The fight back is underway in the battle to own cricket.
With the International Cricket Council board meeting today and tomorrow, a host of the game's political and playing heavyweights have endorsed the cause to prevent the game being controlled predominantly through the India, Australian and England and Wales boards.
Opposition has been forthcoming in waves. New Zealand cricketing great Martin Crowe and the architect of the Future Tours Programme and former New Zealand Cricket chairman Sir John Anderson are the latest to join the fray.
The lead came from former ICC president Ehsan Mani of Pakistan.
He wrote a letter to the ICC requesting the ICC's finance & commercial affairs committee's recent position paper regarding commercial rights be withdrawn.
It is undersigned by former ICC president Malcolm Gray, former ICC chief executive Malcolm Speed and former West Indies captain Clive Lloyd among others.
Mani's letter stated:
"The Three Boards have completely undermined the integrity and standing of the ICC, its President and the Board of Directors in promoting their own agenda without due and proper discussion by the Board. Clearly, the right standard of Boardroom behaviour is not seen to be in place.
"BCCI, ECB and CA say in the Paper that they will provide greater leadership and stability to the ICC and its Members. In return they ask the Members to hand over powers of the ICC Board to them. They do not demonstrate how they will do this in any meaningful way. They do, however, plan to make significant financial gains for themselves and completely control the workings of the ICC to the exclusion of the other members."
Anderson, in a letter to Mani, added: "I fully support your memorandum on this proposal.
"The current Governance process and income distribution is based on the objective for ICC to materially develop and grow world cricket. This was the objective of the MCC and the English Cricket Board - who both shared this mission in the preceding 80 years.
"The Future Tours Programme was an integral part in raising the standard of test cricket as well as expanding the number of test cricket nations.
"The proposal will probably create a division in the test playing nations which will undermine all test playing nations' revenues as test cricket will have no context. It will also have a material effect on the development programme for associate and affiliate members."
Crowe passed on his sentiments to New Zealander Alan Isaac, the current ICC president.
"I endorse wholeheartedly the letter by Mr Ehsan Mani to the ICC regards their position paper," he wrote.
Mani's letter includes an appendix calculating the proposed revenue sharing of the ICC's draft finance and governance proposal.
Based on gross revenues of US$2.5 billion (NZ$3.04b) for the period 2015-2023, NZC's forecast revenue is US$75.5 million.
At present revenue is distributed equally among the 10 full member nations meaning NZC revenue would be US$117.5 million under the existing arrangement. The new proposal would make for a difference of US$42 million (NZ$51 million).
Under the new proposal, India would receive US$568 million, England US$173 million and Australia US$130.5 million.
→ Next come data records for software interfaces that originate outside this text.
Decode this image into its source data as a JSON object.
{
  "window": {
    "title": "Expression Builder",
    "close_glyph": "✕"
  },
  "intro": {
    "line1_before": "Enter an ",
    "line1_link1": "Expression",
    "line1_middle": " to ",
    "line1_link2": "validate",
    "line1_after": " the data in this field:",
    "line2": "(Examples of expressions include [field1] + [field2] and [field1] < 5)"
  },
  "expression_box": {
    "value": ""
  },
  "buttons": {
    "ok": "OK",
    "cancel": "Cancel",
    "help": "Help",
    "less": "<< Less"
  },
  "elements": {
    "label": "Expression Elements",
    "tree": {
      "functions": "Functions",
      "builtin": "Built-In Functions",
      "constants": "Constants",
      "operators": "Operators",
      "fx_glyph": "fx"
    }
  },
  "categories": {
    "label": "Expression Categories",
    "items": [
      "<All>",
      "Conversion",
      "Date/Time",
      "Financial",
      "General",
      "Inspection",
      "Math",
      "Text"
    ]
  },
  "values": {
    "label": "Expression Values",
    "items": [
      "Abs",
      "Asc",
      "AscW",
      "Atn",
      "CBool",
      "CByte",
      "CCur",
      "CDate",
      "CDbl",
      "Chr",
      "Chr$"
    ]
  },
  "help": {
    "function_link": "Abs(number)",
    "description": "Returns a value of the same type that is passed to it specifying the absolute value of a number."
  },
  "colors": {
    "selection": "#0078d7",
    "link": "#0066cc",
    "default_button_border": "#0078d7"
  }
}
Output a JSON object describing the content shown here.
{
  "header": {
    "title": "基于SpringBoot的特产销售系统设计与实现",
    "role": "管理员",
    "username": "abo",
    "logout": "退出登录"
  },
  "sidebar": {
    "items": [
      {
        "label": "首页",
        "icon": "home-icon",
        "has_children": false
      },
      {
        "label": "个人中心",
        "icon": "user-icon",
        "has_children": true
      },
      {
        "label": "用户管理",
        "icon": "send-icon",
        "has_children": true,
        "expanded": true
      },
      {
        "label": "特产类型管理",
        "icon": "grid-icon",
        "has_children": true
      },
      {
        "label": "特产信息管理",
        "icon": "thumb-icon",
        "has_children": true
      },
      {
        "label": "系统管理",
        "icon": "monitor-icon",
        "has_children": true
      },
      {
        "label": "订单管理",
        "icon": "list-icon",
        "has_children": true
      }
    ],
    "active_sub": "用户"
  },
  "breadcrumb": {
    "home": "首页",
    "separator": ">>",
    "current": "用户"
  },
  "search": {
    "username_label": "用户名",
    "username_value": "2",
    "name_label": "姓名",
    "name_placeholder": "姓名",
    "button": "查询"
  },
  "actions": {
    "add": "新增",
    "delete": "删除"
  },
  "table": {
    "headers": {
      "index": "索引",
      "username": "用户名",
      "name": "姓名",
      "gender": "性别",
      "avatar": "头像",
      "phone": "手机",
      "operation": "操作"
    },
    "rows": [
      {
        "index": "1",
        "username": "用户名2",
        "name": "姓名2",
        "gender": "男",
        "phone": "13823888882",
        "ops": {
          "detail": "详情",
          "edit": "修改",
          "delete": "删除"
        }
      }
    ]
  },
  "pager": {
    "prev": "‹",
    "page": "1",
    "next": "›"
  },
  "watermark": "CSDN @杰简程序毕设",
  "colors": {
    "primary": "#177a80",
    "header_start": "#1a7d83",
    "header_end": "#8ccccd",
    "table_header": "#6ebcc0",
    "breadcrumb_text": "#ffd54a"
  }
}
"A point that also needs to be addressed is: why does BCCI need more money at the expense of other countries?" Mani wrote. "The domestic and international media fees that BCCI receives from playing with other members are massive and underpin BCCI's financial position. It is the richest cricket board in the world."
NZC chief executive David White and board member Martin Snedden are attending the Dubai meeting on behalf of New Zealand.